Covid-19 killed any chance of the event happening in 2020, and I had more or less resigned myself to the day not happening, because there is always a time limit on these events, usually a year, and we were way passed that before we could even begin to arrange a date.
However I emailed James, to see if the event was still on, and he said – “Definetely Yes. He was, is, honouring every session booked before Covid. As far as he was concerned Covid caused a postponement, that’s all’
James picked three sites for us to visit during the day:
- Ely – Early Afternoon, hopefulloy with bight sunshine
- Hunstanton Cliffs – Early evening, hopefully with the sun on cliffs
- The Wash – Golden hour and sunset.
James took me through a number of techniques such as using the ND Filters to slow/blur motion (As in the images of the rocks & wreck in the sea), polarizers to reduce glare, and also to adjust temperature (Example to the two images of the ‘quote’ shaped pool in the Wash. Same shot, different colour bais due to polarizing filter). He also took me through the ideas on framing, light, perspective, composition. And finally post-processing techiques such as HDR (Note difference in the cloud detail of the two images of the Rocks in the sea. One is taken with the exposure correct for the rocks – the skydetail is lost. The second is a composite of two images, one image exposed correctly for the rocks, the other exposed correctly for the sky. By combining the two you get a much improved image). Finally using post-processing to completely change a image’s effect. The contrast on the portrait image of the multiple pools was wound right up to expose the glow in the mud/sand, the texture around the pools and the detail in the clouds.
All in all – a great day.
Pointers from James:
- Images of tall builds. Close-up from the gound might work, but you will get distrotion with a wide angled lens, and the straights will not be straight. Instead try a Zoom lens from as far back as possible.
- Always try to get something interesting in the foregroud. Even if its just moring ring and some concrete.
- If an image is busy, zoom in to loose the distractions.
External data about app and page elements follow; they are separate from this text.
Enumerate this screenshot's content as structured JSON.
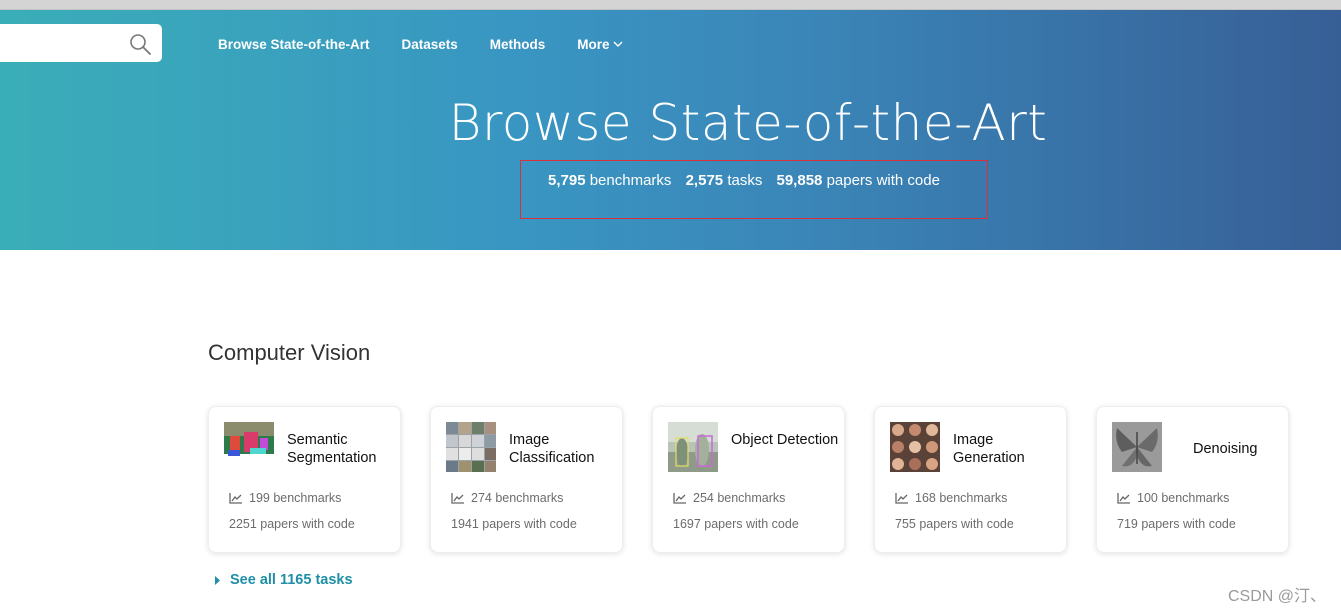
{
  "nav": {
    "items": [
      "Browse State-of-the-Art",
      "Datasets",
      "Methods",
      "More"
    ]
  },
  "hero": {
    "title": "Browse State-of-the-Art",
    "stats": [
      {
        "value": "5,795",
        "label": "benchmarks"
      },
      {
        "value": "2,575",
        "label": "tasks"
      },
      {
        "value": "59,858",
        "label": "papers with code"
      }
    ]
  },
  "section": {
    "title": "Computer Vision",
    "cards": [
      {
        "title": "Semantic Segmentation",
        "benchmarks": "199 benchmarks",
        "papers": "2251 papers with code"
      },
      {
        "title": "Image Classification",
        "benchmarks": "274 benchmarks",
        "papers": "1941 papers with code"
      },
      {
        "title": "Object Detection",
        "benchmarks": "254 benchmarks",
        "papers": "1697 papers with code"
      },
      {
        "title": "Image Generation",
        "benchmarks": "168 benchmarks",
        "papers": "755 papers with code"
      },
      {
        "title": "Denoising",
        "benchmarks": "100 benchmarks",
        "papers": "719 papers with code"
      }
    ],
    "see_all": "See all 1165 tasks"
  },
  "watermark": "CSDN @汀、",
  "colors": {
    "hero_start": "#3aaeb8",
    "hero_end": "#375f96",
    "link": "#1f8fa6",
    "highlight": "#d9303a"
  }
}
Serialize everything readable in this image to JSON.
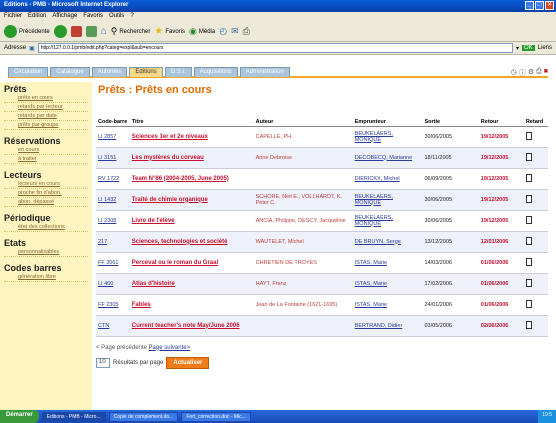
{
  "window": {
    "title": "Editions - PMB - Microsoft Internet Explorer"
  },
  "menu": [
    "Fichier",
    "Edition",
    "Affichage",
    "Favoris",
    "Outils",
    "?"
  ],
  "toolbar": {
    "back": "Précédente",
    "search": "Rechercher",
    "favorites": "Favoris",
    "media": "Média"
  },
  "address": {
    "label": "Adresse",
    "url": "http://127.0.0.1/pmb/edit.php?categ=expl&sub=encours",
    "go": "OK",
    "links": "Liens"
  },
  "tabs": [
    "Circulation",
    "Catalogue",
    "Autorités",
    "Editions",
    "D.S.I.",
    "Acquisitions",
    "Administration"
  ],
  "sidebar": [
    {
      "heading": "Prêts",
      "items": [
        "prêts en cours",
        "retards par lecteur",
        "retards par date",
        "prêts par groupe"
      ]
    },
    {
      "heading": "Réservations",
      "items": [
        "en cours",
        "à traiter"
      ]
    },
    {
      "heading": "Lecteurs",
      "items": [
        "lecteurs en cours",
        "proche fin d'abon.",
        "abon. dépassé"
      ]
    },
    {
      "heading": "Périodique",
      "items": [
        "état des collections"
      ]
    },
    {
      "heading": "Etats",
      "items": [
        "personnalisables"
      ]
    },
    {
      "heading": "Codes barres",
      "items": [
        "génération libre"
      ]
    }
  ],
  "main": {
    "title": "Prêts : Prêts en cours",
    "columns": [
      "Code-barre",
      "Titre",
      "Auteur",
      "Emprunteur",
      "Sortie",
      "Retour",
      "Retard"
    ],
    "rows": [
      {
        "code": "LI 2857",
        "titre": "Sciences 1er et 2e niveaux",
        "auteur": "CAPELLE, PH.",
        "emp": "BEUKELAERS, MONIQUE",
        "sortie": "30/06/2005",
        "retour": "19/12/2005"
      },
      {
        "code": "LI 3151",
        "titre": "Les mystères du corveau",
        "auteur": "Anne Debroise",
        "emp": "DECOBECQ, Marianne",
        "sortie": "18/11/2005",
        "retour": "19/12/2005"
      },
      {
        "code": "RV 1722",
        "titre": "Team N°86 (2004-2005, June 2005)",
        "auteur": "",
        "emp": "DIERICKX, Michel",
        "sortie": "06/09/2005",
        "retour": "19/12/2005"
      },
      {
        "code": "LI 1432",
        "titre": "Traité de chimie organique",
        "auteur": "SCHORE, Neil E., VOLLHARDT, K. Peter C.",
        "emp": "BEUKELAERS, MONIQUE",
        "sortie": "30/06/2005",
        "retour": "19/12/2005"
      },
      {
        "code": "LI 2308",
        "titre": "Livre de l'élève",
        "auteur": "ANCIA, Philippe, DESCY, Jacqueline",
        "emp": "BEUKELAERS, MONIQUE",
        "sortie": "30/06/2005",
        "retour": "19/12/2005"
      },
      {
        "code": "217",
        "titre": "Sciences, technologies et société",
        "auteur": "WAUTELET, Michel",
        "emp": "DE BRUYN, Serge",
        "sortie": "13/12/2005",
        "retour": "12/01/2006"
      },
      {
        "code": "FF 3061",
        "titre": "Perceval ou le roman du Graal",
        "auteur": "CHRETIEN DE TROYES",
        "emp": "ISTAS, Marie",
        "sortie": "14/03/2006",
        "retour": "01/06/2006"
      },
      {
        "code": "LI 460",
        "titre": "Atlas d'histoire",
        "auteur": "HAYT, Franz",
        "emp": "ISTAS, Marie",
        "sortie": "17/02/2006",
        "retour": "01/06/2006"
      },
      {
        "code": "FF 2305",
        "titre": "Fables",
        "auteur": "Jean de La Fontaine (1621-1695)",
        "emp": "ISTAS, Marie",
        "sortie": "24/01/2006",
        "retour": "01/06/2006"
      },
      {
        "code": "CTN",
        "titre": "Current teacher's note May/June 2006",
        "auteur": "",
        "emp": "BERTRAND, Didier",
        "sortie": "03/05/2006",
        "retour": "02/06/2006"
      }
    ],
    "pager": {
      "prev": "< Page précédente",
      "next": "Page suivante>"
    },
    "perpage": {
      "value": "10",
      "label": "Résultats par page",
      "button": "Actualiser"
    }
  },
  "taskbar": {
    "start": "Démarrer",
    "tasks": [
      "Editions - PMB - Micro...",
      "Copie de complement.do...",
      "Fort_correction.doc - Mic..."
    ],
    "clock": "19:5"
  }
}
You will loose part of what you thought was the main subject, but the end result will be a better picture.
- Use Live-view (Mirrorless) to get unusual angles. Insisting on using the view finder means you are restricting yourself to those positions/contortions you get your body into. And the older you get the harder they become.
- Use as wide an angled lens as you can for Lanscapes, it gives an improved Foreground : Background effect.
- Set the Focus at the half-way point in the second loop of the Infinity symbol. Improves sharpness on the Foreground.
- Use a polariser, not just to remove glare but also to move the temperature of the shot towards cool. (Even though the filter may be Neutral Density – the polarizing effect with cause a blue shift.)
- Use bracketing to generate multiple images than can be combined to get better detail across the whole scene (HDR)
- Use ND Stop filters to allow longer time shots – generates that Milky Silk effect on water.
- Always take your tripod.